Summary: We say God is all-powerful, but when push comes to shove are we ready to put all our faith in Him? Is believing in God a risk?
President John F. Kennedy once said, “There are risks and costs to a program of action. But they are far less than the long-range risks and costs of comfortable inaction.” History is strewn with people who took risks and in so doing they changed the course of history. It is something we don’t like doing very much, but only those who take them do great things. Most of us limit our risk taking to trying a new restaurant or taking a different way home from work. We love to be comfortable and we like things to generally stay the same. Fear of change is very real and predominant in our decision-making, but when we read through the bible we see people who took great risks and saw great rewards. God asks His people to risk thinking as big as He does and the results are monumental. I want to challenge you this morning to be the risk takers God has called us to be.
1) Godly risk is motivated by faith (vs 1a)

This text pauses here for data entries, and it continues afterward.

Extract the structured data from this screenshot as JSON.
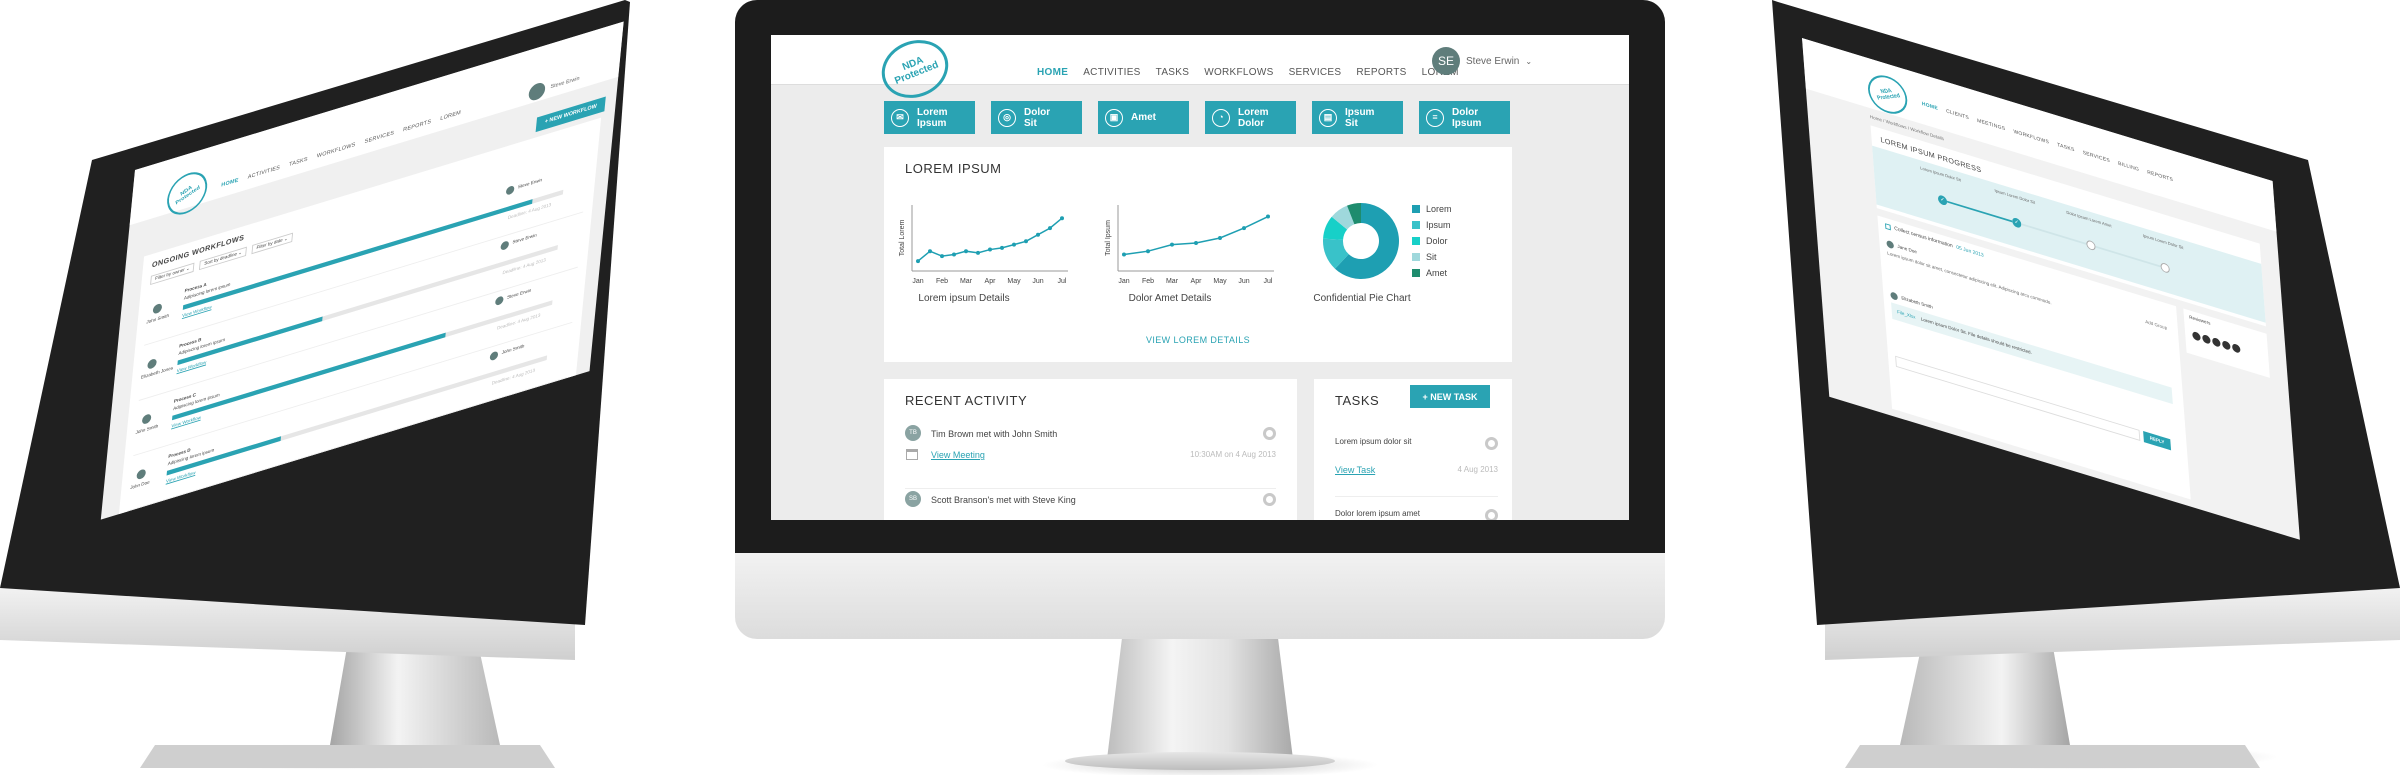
{
  "center": {
    "stamp": {
      "line1": "NDA Protected"
    },
    "nav": [
      "HOME",
      "ACTIVITIES",
      "TASKS",
      "WORKFLOWS",
      "SERVICES",
      "REPORTS",
      "LOREM"
    ],
    "user": {
      "initials": "SE",
      "name": "Steve Erwin"
    },
    "tiles": [
      {
        "l1": "Lorem",
        "l2": "Ipsum",
        "icon": "chat-icon"
      },
      {
        "l1": "Dolor",
        "l2": "Sit",
        "icon": "target-icon"
      },
      {
        "l1": "Amet",
        "l2": "",
        "icon": "box-icon"
      },
      {
        "l1": "Lorem",
        "l2": "Dolor",
        "icon": "gauge-icon"
      },
      {
        "l1": "Ipsum",
        "l2": "Sit",
        "icon": "doc-icon"
      },
      {
        "l1": "Dolor",
        "l2": "Ipsum",
        "icon": "list-icon"
      }
    ],
    "overview": {
      "title": "LOREM IPSUM",
      "link": "VIEW LOREM DETAILS",
      "chart1": {
        "caption": "Lorem ipsum Details",
        "ylabel": "Total Lorem"
      },
      "chart2": {
        "caption": "Dolor Amet Details",
        "ylabel": "Total Ipsum"
      },
      "pie": {
        "caption": "Confidential Pie Chart"
      }
    },
    "activity": {
      "title": "RECENT ACTIVITY",
      "items": [
        {
          "initials": "TB",
          "text": "Tim Brown met with John Smith",
          "link": "View Meeting",
          "time": "10:30AM on 4 Aug 2013"
        },
        {
          "initials": "SB",
          "text": "Scott Branson's met with Steve King",
          "link": "",
          "time": ""
        }
      ]
    },
    "tasks": {
      "title": "TASKS",
      "new_button": "+ NEW TASK",
      "items": [
        {
          "text": "Lorem ipsum dolor sit",
          "link": "View Task",
          "date": "4 Aug 2013"
        },
        {
          "text": "Dolor lorem ipsum amet",
          "link": "",
          "date": ""
        }
      ]
    }
  },
  "chart_data": [
    {
      "type": "line",
      "title": "Lorem ipsum Details",
      "ylabel": "Total Lorem",
      "categories": [
        "Jan",
        "Feb",
        "Mar",
        "Apr",
        "May",
        "Jun",
        "Jul"
      ],
      "x": [
        0,
        0.5,
        1,
        1.5,
        2,
        2.5,
        3,
        3.5,
        4,
        4.5,
        5,
        5.5,
        6
      ],
      "values": [
        3,
        6,
        4.5,
        5,
        6,
        5.5,
        6.5,
        7,
        8,
        9,
        11,
        13,
        16
      ],
      "ylim": [
        0,
        20
      ]
    },
    {
      "type": "line",
      "title": "Dolor Amet Details",
      "ylabel": "Total Ipsum",
      "categories": [
        "Jan",
        "Feb",
        "Mar",
        "Apr",
        "May",
        "Jun",
        "Jul"
      ],
      "x": [
        0,
        1,
        2,
        3,
        4,
        5,
        6
      ],
      "values": [
        5,
        6,
        8,
        8.5,
        10,
        13,
        16.5
      ],
      "ylim": [
        0,
        20
      ]
    },
    {
      "type": "pie",
      "title": "Confidential Pie Chart",
      "labels": [
        "Lorem",
        "Ipsum",
        "Dolor",
        "Sit",
        "Amet"
      ],
      "values": [
        62,
        14,
        10,
        8,
        6
      ],
      "colors": [
        "#1e9fb2",
        "#39c2c9",
        "#17d0c8",
        "#9fd8dc",
        "#1e8c6e"
      ]
    }
  ],
  "left": {
    "stamp": "NDA Protected",
    "nav": [
      "HOME",
      "ACTIVITIES",
      "TASKS",
      "WORKFLOWS",
      "SERVICES",
      "REPORTS",
      "LOREM"
    ],
    "user": "Steve Erwin",
    "new_button": "+ NEW WORKFLOW",
    "title": "ONGOING WORKFLOWS",
    "filters": [
      "Filter by owner",
      "Sort by deadline",
      "Filter by date"
    ],
    "rows": [
      {
        "owner": "John Smith",
        "process": "Process A",
        "sub": "Adipiscing lorem ipsum",
        "link": "View Workflow",
        "assignee": "Steve Erwin",
        "deadline": "Deadline: 4 Aug 2013",
        "progress": 0.92
      },
      {
        "owner": "Elizabeth Jones",
        "process": "Process B",
        "sub": "Adipiscing lorem ipsum",
        "link": "View Workflow",
        "assignee": "Steve Erwin",
        "deadline": "Deadline: 4 Aug 2013",
        "progress": 0.38
      },
      {
        "owner": "John Smith",
        "process": "Process C",
        "sub": "Adipiscing lorem ipsum",
        "link": "View Workflow",
        "assignee": "Steve Erwin",
        "deadline": "Deadline: 4 Aug 2013",
        "progress": 0.72
      },
      {
        "owner": "John Doe",
        "process": "Process D",
        "sub": "Adipiscing lorem ipsum",
        "link": "View Workflow",
        "assignee": "John Smith",
        "deadline": "Deadline: 4 Aug 2013",
        "progress": 0.3
      }
    ]
  },
  "right": {
    "stamp": "NDA Protected",
    "nav": [
      "HOME",
      "CLIENTS",
      "MEETINGS",
      "WORKFLOWS",
      "TASKS",
      "SERVICES",
      "BILLING",
      "REPORTS"
    ],
    "breadcrumb": "Home / Workflows / Workflow Details",
    "title": "LOREM IPSUM PROGRESS",
    "steps": [
      "Lorem Ipsum Dolor Sit",
      "Ipsum Lorem Dolor Sit",
      "Dolor Ipsum Lorem Amet",
      "Ipsum Lorem Dolor Sit"
    ],
    "checkbox": "Collect census information",
    "checkbox_date": "05 Jun 2013",
    "comment1": {
      "author": "Jane Doe",
      "tag": "Add Group",
      "text": "Lorem ipsum dolor sit amet, consectetur adipiscing elit. Adipiscing arcu commodo."
    },
    "comment2": {
      "author": "Elizabeth Smith",
      "text": "Lorem ipsum Dolor Sit. File details should be restricted.",
      "file": "File_Xlsx"
    },
    "reviewers": "Reviewers",
    "reply": "REPLY"
  }
}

Up to this point in the bible Abram was only known as one of the sons of Terah. No special birth or amazing prophecies over his life, just a man who was part of a family, married to Sarai and had just finished moving to a new place. One thing becomes very clear though as you begin reading chapter 12, Abram was a man who had relationship with God. Not only can we deduce from the beginning of this verse that God was speaking to him, but Abram was hearing it. God was about to ask Abram to risk everything to follow a promise and go to a place that God would show him later. Abram was ready to take the risk because he had faith (Heb. 11:6-10).
James Garfield, the 20th President of the USA, once said, “The men who succeed best in public life are those who take the risk of standing by their own convictions.” Faith is foundational in seeing God do great and amazing things. We see this time and time again in the scriptures, but we don’t like to put ourselves too far out there. This goes to underline the fact that you can’t take godly risks on the faith of others; it just doesn’t work. This journey of deep conviction begins at salvation and it continues until the day you see God face to face. We should continually be moving forward in boldness. If God came and spoke to you today would you be willing to risk everything based solely on faith that if God’s asking then it’s something I must do and trust him for the rest? Great moves of God begin with great faith!
2) Godly risk always involves change (vs 1b)
It should come as no surprise that God proceeds to ask Abram to leave everything: family, friends and home for something greater. Not only did God want an expression of faith, but also a willingness to follow and change. Abram probably had a nice place, probably supported the local footy team, had a good job, but God had more in store for this young Jewish man and his family. Abram would have to move to a place that he was not yet aware of so that God could fulfill certain promises in his life. It would have been so hard to make that change, to say goodbye to everything and everyone you know just on the word of God. God wanted to be the driving force behind His people and so he needed the beginnings of the nation of Israel to be grounded, not in a man, but in God’s ability to be true to His word and accomplish His will through men and women. This involved a great deal of change for Abram and Sarai.
How often to we love to get excited about what God wants to do. Yeah, woohoo, we want to see God move in power and might, but what if that means you giving up your house? Still want it? What if it means you giving up your free time to help someone else? What if it means you overcoming your fear and actually speaking to someone about Jesus? God moving in power sounds great, but how He accomplishes that is preferably done through someone else right. We don’t like the change factor, the letting go factor that will turn our lives upside down, but that is what God requires, like Jesus said to the rich young ruler in Luke 18. How much do you want to see God’s
3) Godly risk always has rewards (vs 2-3)
Abram was given a very special promise when God called him to leave. I will make you into a great nation and I will bless you; I will make your name great, and you will be a blessing. I will bless those who bless you, and whoever curses you I will curse; and all peoples on earth will be blessed through you.” Not a bad promise? How would you feel if God wanted all of the people of the world to be blessed through you? God was not challenging Abram just for the fun of it, God had a plan and He wanted to use Abram to make it come to pass. Through Abram the nation of Israel would be birthed into existence. Through Abram a great king would be born and through Abram a Savior would come to wash away the sins of the world, something of which you and I are receiving blessings from today. How many of you think that God came good on his promise to Abram?